References[eedit | eedit soorce]

  1. 1.0 1.1 1.2 1.3 1.4 Groome, Francis H. Ordnance Gazetteer of Scotland: A Survey of Scottish Topography, Statistical, Biographical, and Historical. II. London: William Mackenzie. p. 327.
  2. 2.0 2.1 2.2 2.3 Breeze, Andrew (2005). "Brittonic Place-Names from South-West Scotland, Part 6: Cummertrees, Beltrees, Trevercarcou" (PDF). Transactions and Journal of Proceedings of the Dumfriesshire and Galloway Natural History and Antiquarian Society. Third Series. LXXIX: 91. Archived frae the oreeginal (PDF) on 2014-08-31.

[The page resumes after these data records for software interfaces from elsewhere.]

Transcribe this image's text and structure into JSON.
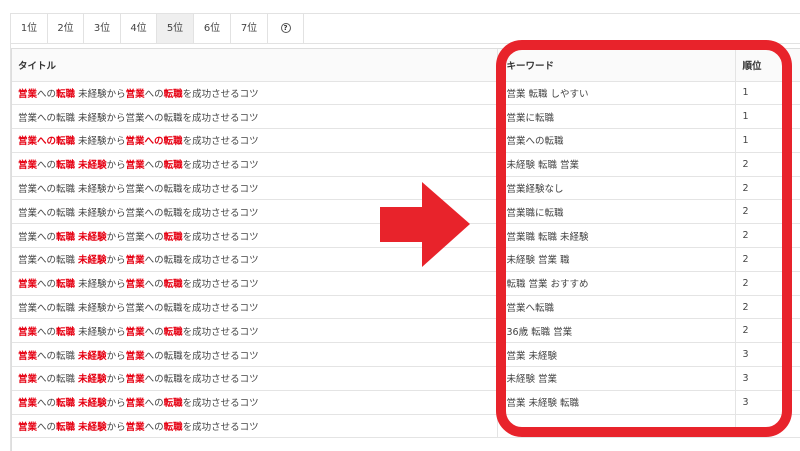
{
  "tabs": [
    {
      "label": "1位",
      "active": false
    },
    {
      "label": "2位",
      "active": false
    },
    {
      "label": "3位",
      "active": false
    },
    {
      "label": "4位",
      "active": false
    },
    {
      "label": "5位",
      "active": true
    },
    {
      "label": "6位",
      "active": false
    },
    {
      "label": "7位",
      "active": false
    },
    {
      "label": "?",
      "icon": "help-icon",
      "active": false
    }
  ],
  "table": {
    "headers": {
      "title": "タイトル",
      "keyword": "キーワード",
      "rank": "順位"
    },
    "title_text": "営業への転職 未経験から営業への転職を成功させるコツ",
    "rows": [
      {
        "title": [
          [
            "営業",
            "h"
          ],
          [
            "への",
            "n"
          ],
          [
            "転職",
            "h"
          ],
          [
            " 未経験から",
            "n"
          ],
          [
            "営業",
            "h"
          ],
          [
            "への",
            "n"
          ],
          [
            "転職",
            "h"
          ],
          [
            "を成功させるコツ",
            "n"
          ]
        ],
        "keyword": "営業 転職 しやすい",
        "rank": "1"
      },
      {
        "title": [
          [
            "営業への転職 未経験から営業への転職を成功させるコツ",
            "n"
          ]
        ],
        "keyword": "営業に転職",
        "rank": "1"
      },
      {
        "title": [
          [
            "営業への転職",
            "h"
          ],
          [
            " 未経験から",
            "n"
          ],
          [
            "営業への転職",
            "h"
          ],
          [
            "を成功させるコツ",
            "n"
          ]
        ],
        "keyword": "営業への転職",
        "rank": "1"
      },
      {
        "title": [
          [
            "営業",
            "h"
          ],
          [
            "への",
            "n"
          ],
          [
            "転職",
            "h"
          ],
          [
            " ",
            "n"
          ],
          [
            "未経験",
            "h"
          ],
          [
            "から",
            "n"
          ],
          [
            "営業",
            "h"
          ],
          [
            "への",
            "n"
          ],
          [
            "転職",
            "h"
          ],
          [
            "を成功させるコツ",
            "n"
          ]
        ],
        "keyword": "未経験 転職 営業",
        "rank": "2"
      },
      {
        "title": [
          [
            "営業への転職 未経験から営業への転職を成功させるコツ",
            "n"
          ]
        ],
        "keyword": "営業経験なし",
        "rank": "2"
      },
      {
        "title": [
          [
            "営業への転職 未経験から営業への転職を成功させるコツ",
            "n"
          ]
        ],
        "keyword": "営業職に転職",
        "rank": "2"
      },
      {
        "title": [
          [
            "営業への",
            "n"
          ],
          [
            "転職",
            "h"
          ],
          [
            " ",
            "n"
          ],
          [
            "未経験",
            "h"
          ],
          [
            "から営業への",
            "n"
          ],
          [
            "転職",
            "h"
          ],
          [
            "を成功させるコツ",
            "n"
          ]
        ],
        "keyword": "営業職 転職 未経験",
        "rank": "2"
      },
      {
        "title": [
          [
            "営業への転職 ",
            "n"
          ],
          [
            "未経験",
            "h"
          ],
          [
            "から",
            "n"
          ],
          [
            "営業",
            "h"
          ],
          [
            "への転職を成功させるコツ",
            "n"
          ]
        ],
        "keyword": "未経験 営業 職",
        "rank": "2"
      },
      {
        "title": [
          [
            "営業",
            "h"
          ],
          [
            "への",
            "n"
          ],
          [
            "転職",
            "h"
          ],
          [
            " 未経験から",
            "n"
          ],
          [
            "営業",
            "h"
          ],
          [
            "への",
            "n"
          ],
          [
            "転職",
            "h"
          ],
          [
            "を成功させるコツ",
            "n"
          ]
        ],
        "keyword": "転職 営業 おすすめ",
        "rank": "2"
      },
      {
        "title": [
          [
            "営業への転職 未経験から営業への転職を成功させるコツ",
            "n"
          ]
        ],
        "keyword": "営業へ転職",
        "rank": "2"
      },
      {
        "title": [
          [
            "営業",
            "h"
          ],
          [
            "への",
            "n"
          ],
          [
            "転職",
            "h"
          ],
          [
            " 未経験から",
            "n"
          ],
          [
            "営業",
            "h"
          ],
          [
            "への",
            "n"
          ],
          [
            "転職",
            "h"
          ],
          [
            "を成功させるコツ",
            "n"
          ]
        ],
        "keyword": "36歳 転職 営業",
        "rank": "2"
      },
      {
        "title": [
          [
            "営業",
            "h"
          ],
          [
            "への転職 ",
            "n"
          ],
          [
            "未経験",
            "h"
          ],
          [
            "から",
            "n"
          ],
          [
            "営業",
            "h"
          ],
          [
            "への転職を成功させるコツ",
            "n"
          ]
        ],
        "keyword": "営業 未経験",
        "rank": "3"
      },
      {
        "title": [
          [
            "営業",
            "h"
          ],
          [
            "への転職 ",
            "n"
          ],
          [
            "未経験",
            "h"
          ],
          [
            "から",
            "n"
          ],
          [
            "営業",
            "h"
          ],
          [
            "への転職を成功させるコツ",
            "n"
          ]
        ],
        "keyword": "未経験 営業",
        "rank": "3"
      },
      {
        "title": [
          [
            "営業",
            "h"
          ],
          [
            "への",
            "n"
          ],
          [
            "転職",
            "h"
          ],
          [
            " ",
            "n"
          ],
          [
            "未経験",
            "h"
          ],
          [
            "から",
            "n"
          ],
          [
            "営業",
            "h"
          ],
          [
            "への",
            "n"
          ],
          [
            "転職",
            "h"
          ],
          [
            "を成功させるコツ",
            "n"
          ]
        ],
        "keyword": "営業 未経験 転職",
        "rank": "3"
      },
      {
        "title": [
          [
            "営業",
            "h"
          ],
          [
            "への",
            "n"
          ],
          [
            "転職",
            "h"
          ],
          [
            " ",
            "n"
          ],
          [
            "未経験",
            "h"
          ],
          [
            "から",
            "n"
          ],
          [
            "営業",
            "h"
          ],
          [
            "への",
            "n"
          ],
          [
            "転職",
            "h"
          ],
          [
            "を成功させるコツ",
            "n"
          ]
        ],
        "keyword": "",
        "rank": ""
      }
    ]
  },
  "colors": {
    "highlight": "#e60012",
    "frame": "#e8232b",
    "arrow": "#e8232b"
  }
}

  3. 3.0 3.1 James, Alan G. (2014). The Brittonic Language in the Old North: A Guide to the Place-Name Evidence (PDF). Volume 2: Guide to the Elements. p. 367. Archived frae the oreeginal (PDF) on 2014-09-11.

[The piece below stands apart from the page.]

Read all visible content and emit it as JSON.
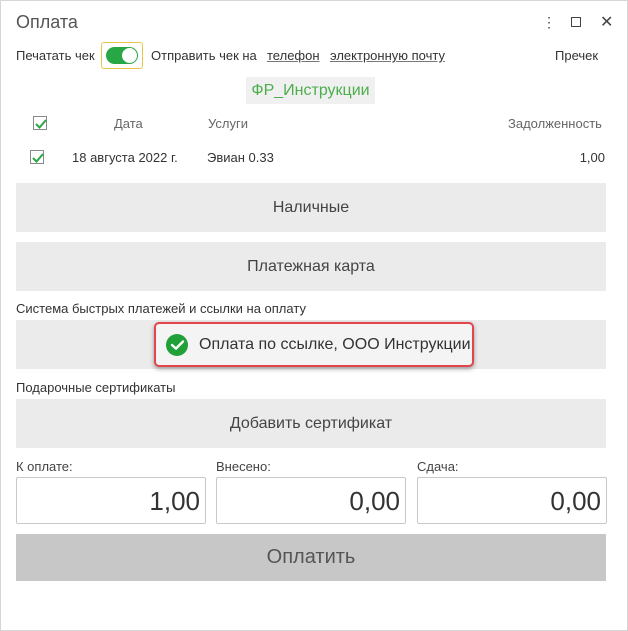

  4. 4.0 4.1 Watson, William J. (1925). "The Celts (British and Gael) in Dumfriesshire and Galloway" (PDF). Transactions and Journal of Proceedings of the Dumfriesshire and Galloway Natural History and Antiquarian Society. Third Series. XI: 147. Archived frae the oreeginal (PDF) on 2014-08-31.
  5. James, Alan G. (2014). The Brittonic Language in the Old North: A Guide to the Place-Name Evidence (PDF). Volume 2: Guide to the Elements. p. 109. Archived frae the oreeginal (PDF) on 2014-09-11.
  6. James, Alan G. (2014). The Brittonic Language in the Old North: A Guide to the Place-Name Evidence (PDF). Volume 2: Guide to the Elements. p. 110. Archived frae the oreeginal (PDF) on 2014-09-11.
  7. James, Alan G. (2013). "P-Celtic in Southern Scotland and Cumbria: A review of the place-name evidence for possible Pictish phonology" (PDF). The Journal of Scottish Name Studies: 45. Archived frae the oreeginal (PDF) on 2015-04-02.
  8. Groome, Page 964

External links[eedit | eedit soorce]